:: Assignment ::
Return the listing below in full, exactly.

:: Exercise materials ::
· · ·

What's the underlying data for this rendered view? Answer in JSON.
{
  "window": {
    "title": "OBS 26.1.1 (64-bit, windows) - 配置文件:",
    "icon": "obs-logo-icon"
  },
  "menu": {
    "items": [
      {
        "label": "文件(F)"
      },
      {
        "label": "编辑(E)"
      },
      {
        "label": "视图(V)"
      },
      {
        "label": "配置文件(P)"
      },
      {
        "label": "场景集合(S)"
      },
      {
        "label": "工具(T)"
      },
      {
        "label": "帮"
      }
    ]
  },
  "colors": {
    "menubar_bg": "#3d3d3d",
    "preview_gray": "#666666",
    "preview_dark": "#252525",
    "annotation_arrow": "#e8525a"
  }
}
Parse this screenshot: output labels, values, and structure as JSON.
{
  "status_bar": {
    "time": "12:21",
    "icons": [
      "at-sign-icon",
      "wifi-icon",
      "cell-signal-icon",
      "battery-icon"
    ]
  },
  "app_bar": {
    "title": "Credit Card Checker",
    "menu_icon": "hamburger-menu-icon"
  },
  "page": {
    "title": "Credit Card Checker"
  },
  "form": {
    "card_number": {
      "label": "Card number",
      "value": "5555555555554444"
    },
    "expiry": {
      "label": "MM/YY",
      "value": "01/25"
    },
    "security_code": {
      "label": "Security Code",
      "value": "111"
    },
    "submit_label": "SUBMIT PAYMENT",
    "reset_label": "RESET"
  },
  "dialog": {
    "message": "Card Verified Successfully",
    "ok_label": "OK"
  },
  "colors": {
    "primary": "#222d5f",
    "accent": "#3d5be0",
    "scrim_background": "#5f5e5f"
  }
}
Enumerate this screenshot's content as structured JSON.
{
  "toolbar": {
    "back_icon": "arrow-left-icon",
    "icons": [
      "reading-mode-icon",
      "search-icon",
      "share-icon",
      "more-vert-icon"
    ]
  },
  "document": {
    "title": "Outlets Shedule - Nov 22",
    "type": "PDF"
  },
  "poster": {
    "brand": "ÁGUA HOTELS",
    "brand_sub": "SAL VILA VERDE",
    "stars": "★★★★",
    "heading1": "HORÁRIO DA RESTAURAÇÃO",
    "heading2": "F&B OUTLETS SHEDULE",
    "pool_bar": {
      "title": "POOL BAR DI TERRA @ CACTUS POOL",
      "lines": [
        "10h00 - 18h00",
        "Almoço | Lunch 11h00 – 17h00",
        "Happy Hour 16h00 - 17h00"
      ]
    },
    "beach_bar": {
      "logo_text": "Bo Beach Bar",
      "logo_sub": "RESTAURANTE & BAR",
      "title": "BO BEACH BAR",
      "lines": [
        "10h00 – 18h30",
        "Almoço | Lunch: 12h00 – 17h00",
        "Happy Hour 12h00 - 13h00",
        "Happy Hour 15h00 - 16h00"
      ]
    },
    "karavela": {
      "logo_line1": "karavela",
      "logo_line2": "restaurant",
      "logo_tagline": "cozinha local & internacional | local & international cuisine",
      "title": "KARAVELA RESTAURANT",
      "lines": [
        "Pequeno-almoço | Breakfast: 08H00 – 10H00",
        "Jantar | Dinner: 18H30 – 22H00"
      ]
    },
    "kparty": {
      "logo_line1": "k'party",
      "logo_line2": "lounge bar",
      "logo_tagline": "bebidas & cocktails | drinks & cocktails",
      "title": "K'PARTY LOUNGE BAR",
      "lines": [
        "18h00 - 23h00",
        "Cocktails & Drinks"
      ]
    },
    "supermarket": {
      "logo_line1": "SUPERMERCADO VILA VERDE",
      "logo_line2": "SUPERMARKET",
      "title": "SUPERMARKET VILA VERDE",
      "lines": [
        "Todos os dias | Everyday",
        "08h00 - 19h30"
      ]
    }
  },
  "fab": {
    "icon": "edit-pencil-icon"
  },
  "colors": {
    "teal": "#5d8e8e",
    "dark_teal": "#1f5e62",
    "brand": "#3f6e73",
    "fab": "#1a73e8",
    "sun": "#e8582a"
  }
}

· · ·

:: Expected output ::
What's the underlying data for this rendered view? Answer in JSON.
{
  "window": {
    "title": "OBS 26.1.1 (64-bit, windows) - 配置文件:",
    "icon": "obs-logo-icon"
  },
  "menu": {
    "items": [
      {
        "label": "文件(F)"
      },
      {
        "label": "编辑(E)"
      },
      {
        "label": "视图(V)"
      },
      {
        "label": "配置文件(P)"
      },
      {
        "label": "场景集合(S)"
      },
      {
        "label": "工具(T)"
      },
      {
        "label": "帮"
      }
    ]
  },
  "colors": {
    "menubar_bg": "#3d3d3d",
    "preview_gray": "#666666",
    "preview_dark": "#252525",
    "annotation_arrow": "#e8525a"
  }
}
Parse this screenshot: output labels, values, and structure as JSON.
{
  "status_bar": {
    "time": "12:21",
    "icons": [
      "at-sign-icon",
      "wifi-icon",
      "cell-signal-icon",
      "battery-icon"
    ]
  },
  "app_bar": {
    "title": "Credit Card Checker",
    "menu_icon": "hamburger-menu-icon"
  },
  "page": {
    "title": "Credit Card Checker"
  },
  "form": {
    "card_number": {
      "label": "Card number",
      "value": "5555555555554444"
    },
    "expiry": {
      "label": "MM/YY",
      "value": "01/25"
    },
    "security_code": {
      "label": "Security Code",
      "value": "111"
    },
    "submit_label": "SUBMIT PAYMENT",
    "reset_label": "RESET"
  },
  "dialog": {
    "message": "Card Verified Successfully",
    "ok_label": "OK"
  },
  "colors": {
    "primary": "#222d5f",
    "accent": "#3d5be0",
    "scrim_background": "#5f5e5f"
  }
}
Enumerate this screenshot's content as structured JSON.
{
  "toolbar": {
    "back_icon": "arrow-left-icon",
    "icons": [
      "reading-mode-icon",
      "search-icon",
      "share-icon",
      "more-vert-icon"
    ]
  },
  "document": {
    "title": "Outlets Shedule - Nov 22",
    "type": "PDF"
  },
  "poster": {
    "brand": "ÁGUA HOTELS",
    "brand_sub": "SAL VILA VERDE",
    "stars": "★★★★",
    "heading1": "HORÁRIO DA RESTAURAÇÃO",
    "heading2": "F&B OUTLETS SHEDULE",
    "pool_bar": {
      "title": "POOL BAR DI TERRA @ CACTUS POOL",
      "lines": [
        "10h00 - 18h00",
        "Almoço | Lunch 11h00 – 17h00",
        "Happy Hour 16h00 - 17h00"
      ]
    },
    "beach_bar": {
      "logo_text": "Bo Beach Bar",
      "logo_sub": "RESTAURANTE & BAR",
      "title": "BO BEACH BAR",
      "lines": [
        "10h00 – 18h30",
        "Almoço | Lunch: 12h00 – 17h00",
        "Happy Hour 12h00 - 13h00",
        "Happy Hour 15h00 - 16h00"
      ]
    },
    "karavela": {
      "logo_line1": "karavela",
      "logo_line2": "restaurant",
      "logo_tagline": "cozinha local & internacional | local & international cuisine",
      "title": "KARAVELA RESTAURANT",
      "lines": [
        "Pequeno-almoço | Breakfast: 08H00 – 10H00",
        "Jantar | Dinner: 18H30 – 22H00"
      ]
    },
    "kparty": {
      "logo_line1": "k'party",
      "logo_line2": "lounge bar",
      "logo_tagline": "bebidas & cocktails | drinks & cocktails",
      "title": "K'PARTY LOUNGE BAR",
      "lines": [
        "18h00 - 23h00",
        "Cocktails & Drinks"
      ]
    },
    "supermarket": {
      "logo_line1": "SUPERMERCADO VILA VERDE",
      "logo_line2": "SUPERMARKET",
      "title": "SUPERMARKET VILA VERDE",
      "lines": [
        "Todos os dias | Everyday",
        "08h00 - 19h30"
      ]
    }
  },
  "fab": {
    "icon": "edit-pencil-icon"
  },
  "colors": {
    "teal": "#5d8e8e",
    "dark_teal": "#1f5e62",
    "brand": "#3f6e73",
    "fab": "#1a73e8",
    "sun": "#e8582a"
  }
}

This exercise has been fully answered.